Nothing in the records may be changed; retype them in full.
**** DATA SUPPLIED ****
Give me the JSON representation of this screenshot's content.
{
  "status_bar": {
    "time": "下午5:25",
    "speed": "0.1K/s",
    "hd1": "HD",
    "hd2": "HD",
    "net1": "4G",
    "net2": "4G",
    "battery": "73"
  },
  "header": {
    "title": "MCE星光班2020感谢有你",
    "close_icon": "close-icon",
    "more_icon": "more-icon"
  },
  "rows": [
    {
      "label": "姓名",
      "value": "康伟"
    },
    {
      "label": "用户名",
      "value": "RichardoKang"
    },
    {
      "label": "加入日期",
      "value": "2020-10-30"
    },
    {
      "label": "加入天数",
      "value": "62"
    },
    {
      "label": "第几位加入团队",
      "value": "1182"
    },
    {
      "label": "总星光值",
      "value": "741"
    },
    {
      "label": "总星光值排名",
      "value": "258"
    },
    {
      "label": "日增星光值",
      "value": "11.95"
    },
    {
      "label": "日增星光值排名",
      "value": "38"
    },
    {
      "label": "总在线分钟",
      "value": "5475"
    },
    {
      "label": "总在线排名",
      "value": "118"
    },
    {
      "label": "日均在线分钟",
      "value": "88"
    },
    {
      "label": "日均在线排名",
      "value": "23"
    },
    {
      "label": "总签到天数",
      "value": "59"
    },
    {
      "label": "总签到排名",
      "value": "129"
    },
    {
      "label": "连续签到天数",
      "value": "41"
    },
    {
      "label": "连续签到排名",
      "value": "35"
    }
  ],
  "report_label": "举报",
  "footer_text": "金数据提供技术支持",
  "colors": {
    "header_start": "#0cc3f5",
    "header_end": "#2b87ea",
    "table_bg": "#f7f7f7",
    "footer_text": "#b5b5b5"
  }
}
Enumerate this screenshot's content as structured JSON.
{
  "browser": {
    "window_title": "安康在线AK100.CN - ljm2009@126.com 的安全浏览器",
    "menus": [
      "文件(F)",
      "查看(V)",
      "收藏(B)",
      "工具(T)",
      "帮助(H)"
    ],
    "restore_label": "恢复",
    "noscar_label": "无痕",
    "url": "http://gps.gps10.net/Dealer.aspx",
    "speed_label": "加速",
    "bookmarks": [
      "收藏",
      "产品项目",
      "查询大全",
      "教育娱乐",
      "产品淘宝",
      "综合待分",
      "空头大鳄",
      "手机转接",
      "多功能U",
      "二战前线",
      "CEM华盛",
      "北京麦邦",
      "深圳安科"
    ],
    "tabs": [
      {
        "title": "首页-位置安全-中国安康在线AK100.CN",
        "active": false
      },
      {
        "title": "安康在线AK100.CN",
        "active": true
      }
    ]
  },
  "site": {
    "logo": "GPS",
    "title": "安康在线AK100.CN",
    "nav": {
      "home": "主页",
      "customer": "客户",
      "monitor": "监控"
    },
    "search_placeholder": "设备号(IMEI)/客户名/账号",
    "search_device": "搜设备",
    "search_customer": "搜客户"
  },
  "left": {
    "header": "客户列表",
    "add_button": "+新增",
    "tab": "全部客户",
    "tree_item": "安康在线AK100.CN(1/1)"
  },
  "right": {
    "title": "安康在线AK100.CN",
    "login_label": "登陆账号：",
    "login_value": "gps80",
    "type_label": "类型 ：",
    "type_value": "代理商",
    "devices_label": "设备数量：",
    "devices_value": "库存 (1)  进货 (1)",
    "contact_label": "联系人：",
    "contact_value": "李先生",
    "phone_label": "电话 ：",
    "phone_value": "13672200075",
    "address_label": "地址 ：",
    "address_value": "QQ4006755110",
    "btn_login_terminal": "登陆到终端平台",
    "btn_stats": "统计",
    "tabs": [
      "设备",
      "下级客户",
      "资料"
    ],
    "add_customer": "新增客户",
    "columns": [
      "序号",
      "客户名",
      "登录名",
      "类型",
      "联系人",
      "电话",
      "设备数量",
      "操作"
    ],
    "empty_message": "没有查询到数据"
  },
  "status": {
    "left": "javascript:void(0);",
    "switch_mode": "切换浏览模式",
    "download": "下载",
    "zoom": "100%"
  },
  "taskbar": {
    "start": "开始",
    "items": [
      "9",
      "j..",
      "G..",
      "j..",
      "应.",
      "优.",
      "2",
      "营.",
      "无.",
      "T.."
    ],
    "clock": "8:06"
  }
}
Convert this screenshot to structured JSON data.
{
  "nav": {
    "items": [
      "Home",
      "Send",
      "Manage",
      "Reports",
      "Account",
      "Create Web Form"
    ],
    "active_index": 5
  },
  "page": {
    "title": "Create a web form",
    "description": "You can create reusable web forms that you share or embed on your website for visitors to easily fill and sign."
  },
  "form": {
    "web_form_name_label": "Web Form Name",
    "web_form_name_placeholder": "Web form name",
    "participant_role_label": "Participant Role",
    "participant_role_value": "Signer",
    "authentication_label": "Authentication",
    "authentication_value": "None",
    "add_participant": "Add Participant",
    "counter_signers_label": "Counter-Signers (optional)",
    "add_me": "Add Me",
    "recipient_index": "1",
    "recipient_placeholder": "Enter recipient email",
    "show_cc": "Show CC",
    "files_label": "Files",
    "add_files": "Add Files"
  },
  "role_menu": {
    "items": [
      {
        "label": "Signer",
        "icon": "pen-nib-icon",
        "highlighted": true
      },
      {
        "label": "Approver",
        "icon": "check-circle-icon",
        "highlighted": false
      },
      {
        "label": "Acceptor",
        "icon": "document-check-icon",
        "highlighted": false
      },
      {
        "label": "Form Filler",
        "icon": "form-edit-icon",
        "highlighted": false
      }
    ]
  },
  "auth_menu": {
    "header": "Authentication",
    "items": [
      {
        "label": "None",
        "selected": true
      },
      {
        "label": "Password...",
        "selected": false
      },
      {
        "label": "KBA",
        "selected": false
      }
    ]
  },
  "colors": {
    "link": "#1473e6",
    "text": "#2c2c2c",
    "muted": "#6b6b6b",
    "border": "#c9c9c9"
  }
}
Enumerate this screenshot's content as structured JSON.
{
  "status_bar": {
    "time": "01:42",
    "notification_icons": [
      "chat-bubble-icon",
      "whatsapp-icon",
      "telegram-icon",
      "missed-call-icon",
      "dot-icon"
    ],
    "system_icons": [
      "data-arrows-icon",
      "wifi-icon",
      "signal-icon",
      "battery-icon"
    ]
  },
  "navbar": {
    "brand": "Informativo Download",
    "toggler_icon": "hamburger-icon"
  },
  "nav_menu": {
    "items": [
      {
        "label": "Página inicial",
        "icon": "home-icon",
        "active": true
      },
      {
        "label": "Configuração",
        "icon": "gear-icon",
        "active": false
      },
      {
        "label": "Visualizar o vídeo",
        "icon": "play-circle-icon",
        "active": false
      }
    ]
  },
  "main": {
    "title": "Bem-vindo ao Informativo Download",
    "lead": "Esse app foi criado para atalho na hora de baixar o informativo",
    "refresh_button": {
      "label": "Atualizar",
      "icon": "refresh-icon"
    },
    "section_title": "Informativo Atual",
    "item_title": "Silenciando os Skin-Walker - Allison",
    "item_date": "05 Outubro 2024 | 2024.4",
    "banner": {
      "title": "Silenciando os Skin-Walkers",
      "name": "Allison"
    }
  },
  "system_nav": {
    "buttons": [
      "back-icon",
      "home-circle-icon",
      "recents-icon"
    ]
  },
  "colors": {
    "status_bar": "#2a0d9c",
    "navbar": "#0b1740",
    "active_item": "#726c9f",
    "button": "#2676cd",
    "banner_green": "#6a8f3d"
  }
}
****
RESULT OF THIS EXERCISE:
Give me the JSON representation of this screenshot's content.
{
  "status_bar": {
    "time": "下午5:25",
    "speed": "0.1K/s",
    "hd1": "HD",
    "hd2": "HD",
    "net1": "4G",
    "net2": "4G",
    "battery": "73"
  },
  "header": {
    "title": "MCE星光班2020感谢有你",
    "close_icon": "close-icon",
    "more_icon": "more-icon"
  },
  "rows": [
    {
      "label": "姓名",
      "value": "康伟"
    },
    {
      "label": "用户名",
      "value": "RichardoKang"
    },
    {
      "label": "加入日期",
      "value": "2020-10-30"
    },
    {
      "label": "加入天数",
      "value": "62"
    },
    {
      "label": "第几位加入团队",
      "value": "1182"
    },
    {
      "label": "总星光值",
      "value": "741"
    },
    {
      "label": "总星光值排名",
      "value": "258"
    },
    {
      "label": "日增星光值",
      "value": "11.95"
    },
    {
      "label": "日增星光值排名",
      "value": "38"
    },
    {
      "label": "总在线分钟",
      "value": "5475"
    },
    {
      "label": "总在线排名",
      "value": "118"
    },
    {
      "label": "日均在线分钟",
      "value": "88"
    },
    {
      "label": "日均在线排名",
      "value": "23"
    },
    {
      "label": "总签到天数",
      "value": "59"
    },
    {
      "label": "总签到排名",
      "value": "129"
    },
    {
      "label": "连续签到天数",
      "value": "41"
    },
    {
      "label": "连续签到排名",
      "value": "35"
    }
  ],
  "report_label": "举报",
  "footer_text": "金数据提供技术支持",
  "colors": {
    "header_start": "#0cc3f5",
    "header_end": "#2b87ea",
    "table_bg": "#f7f7f7",
    "footer_text": "#b5b5b5"
  }
}
Enumerate this screenshot's content as structured JSON.
{
  "browser": {
    "window_title": "安康在线AK100.CN - ljm2009@126.com 的安全浏览器",
    "menus": [
      "文件(F)",
      "查看(V)",
      "收藏(B)",
      "工具(T)",
      "帮助(H)"
    ],
    "restore_label": "恢复",
    "noscar_label": "无痕",
    "url": "http://gps.gps10.net/Dealer.aspx",
    "speed_label": "加速",
    "bookmarks": [
      "收藏",
      "产品项目",
      "查询大全",
      "教育娱乐",
      "产品淘宝",
      "综合待分",
      "空头大鳄",
      "手机转接",
      "多功能U",
      "二战前线",
      "CEM华盛",
      "北京麦邦",
      "深圳安科"
    ],
    "tabs": [
      {
        "title": "首页-位置安全-中国安康在线AK100.CN",
        "active": false
      },
      {
        "title": "安康在线AK100.CN",
        "active": true
      }
    ]
  },
  "site": {
    "logo": "GPS",
    "title": "安康在线AK100.CN",
    "nav": {
      "home": "主页",
      "customer": "客户",
      "monitor": "监控"
    },
    "search_placeholder": "设备号(IMEI)/客户名/账号",
    "search_device": "搜设备",
    "search_customer": "搜客户"
  },
  "left": {
    "header": "客户列表",
    "add_button": "+新增",
    "tab": "全部客户",
    "tree_item": "安康在线AK100.CN(1/1)"
  },
  "right": {
    "title": "安康在线AK100.CN",
    "login_label": "登陆账号：",
    "login_value": "gps80",
    "type_label": "类型 ：",
    "type_value": "代理商",
    "devices_label": "设备数量：",
    "devices_value": "库存 (1)  进货 (1)",
    "contact_label": "联系人：",
    "contact_value": "李先生",
    "phone_label": "电话 ：",
    "phone_value": "13672200075",
    "address_label": "地址 ：",
    "address_value": "QQ4006755110",
    "btn_login_terminal": "登陆到终端平台",
    "btn_stats": "统计",
    "tabs": [
      "设备",
      "下级客户",
      "资料"
    ],
    "add_customer": "新增客户",
    "columns": [
      "序号",
      "客户名",
      "登录名",
      "类型",
      "联系人",
      "电话",
      "设备数量",
      "操作"
    ],
    "empty_message": "没有查询到数据"
  },
  "status": {
    "left": "javascript:void(0);",
    "switch_mode": "切换浏览模式",
    "download": "下载",
    "zoom": "100%"
  },
  "taskbar": {
    "start": "开始",
    "items": [
      "9",
      "j..",
      "G..",
      "j..",
      "应.",
      "优.",
      "2",
      "营.",
      "无.",
      "T.."
    ],
    "clock": "8:06"
  }
}
Convert this screenshot to structured JSON data.
{
  "nav": {
    "items": [
      "Home",
      "Send",
      "Manage",
      "Reports",
      "Account",
      "Create Web Form"
    ],
    "active_index": 5
  },
  "page": {
    "title": "Create a web form",
    "description": "You can create reusable web forms that you share or embed on your website for visitors to easily fill and sign."
  },
  "form": {
    "web_form_name_label": "Web Form Name",
    "web_form_name_placeholder": "Web form name",
    "participant_role_label": "Participant Role",
    "participant_role_value": "Signer",
    "authentication_label": "Authentication",
    "authentication_value": "None",
    "add_participant": "Add Participant",
    "counter_signers_label": "Counter-Signers (optional)",
    "add_me": "Add Me",
    "recipient_index": "1",
    "recipient_placeholder": "Enter recipient email",
    "show_cc": "Show CC",
    "files_label": "Files",
    "add_files": "Add Files"
  },
  "role_menu": {
    "items": [
      {
        "label": "Signer",
        "icon": "pen-nib-icon",
        "highlighted": true
      },
      {
        "label": "Approver",
        "icon": "check-circle-icon",
        "highlighted": false
      },
      {
        "label": "Acceptor",
        "icon": "document-check-icon",
        "highlighted": false
      },
      {
        "label": "Form Filler",
        "icon": "form-edit-icon",
        "highlighted": false
      }
    ]
  },
  "auth_menu": {
    "header": "Authentication",
    "items": [
      {
        "label": "None",
        "selected": true
      },
      {
        "label": "Password...",
        "selected": false
      },
      {
        "label": "KBA",
        "selected": false
      }
    ]
  },
  "colors": {
    "link": "#1473e6",
    "text": "#2c2c2c",
    "muted": "#6b6b6b",
    "border": "#c9c9c9"
  }
}
Enumerate this screenshot's content as structured JSON.
{
  "status_bar": {
    "time": "01:42",
    "notification_icons": [
      "chat-bubble-icon",
      "whatsapp-icon",
      "telegram-icon",
      "missed-call-icon",
      "dot-icon"
    ],
    "system_icons": [
      "data-arrows-icon",
      "wifi-icon",
      "signal-icon",
      "battery-icon"
    ]
  },
  "navbar": {
    "brand": "Informativo Download",
    "toggler_icon": "hamburger-icon"
  },
  "nav_menu": {
    "items": [
      {
        "label": "Página inicial",
        "icon": "home-icon",
        "active": true
      },
      {
        "label": "Configuração",
        "icon": "gear-icon",
        "active": false
      },
      {
        "label": "Visualizar o vídeo",
        "icon": "play-circle-icon",
        "active": false
      }
    ]
  },
  "main": {
    "title": "Bem-vindo ao Informativo Download",
    "lead": "Esse app foi criado para atalho na hora de baixar o informativo",
    "refresh_button": {
      "label": "Atualizar",
      "icon": "refresh-icon"
    },
    "section_title": "Informativo Atual",
    "item_title": "Silenciando os Skin-Walker - Allison",
    "item_date": "05 Outubro 2024 | 2024.4",
    "banner": {
      "title": "Silenciando os Skin-Walkers",
      "name": "Allison"
    }
  },
  "system_nav": {
    "buttons": [
      "back-icon",
      "home-circle-icon",
      "recents-icon"
    ]
  },
  "colors": {
    "status_bar": "#2a0d9c",
    "navbar": "#0b1740",
    "active_item": "#726c9f",
    "button": "#2676cd",
    "banner_green": "#6a8f3d"
  }
}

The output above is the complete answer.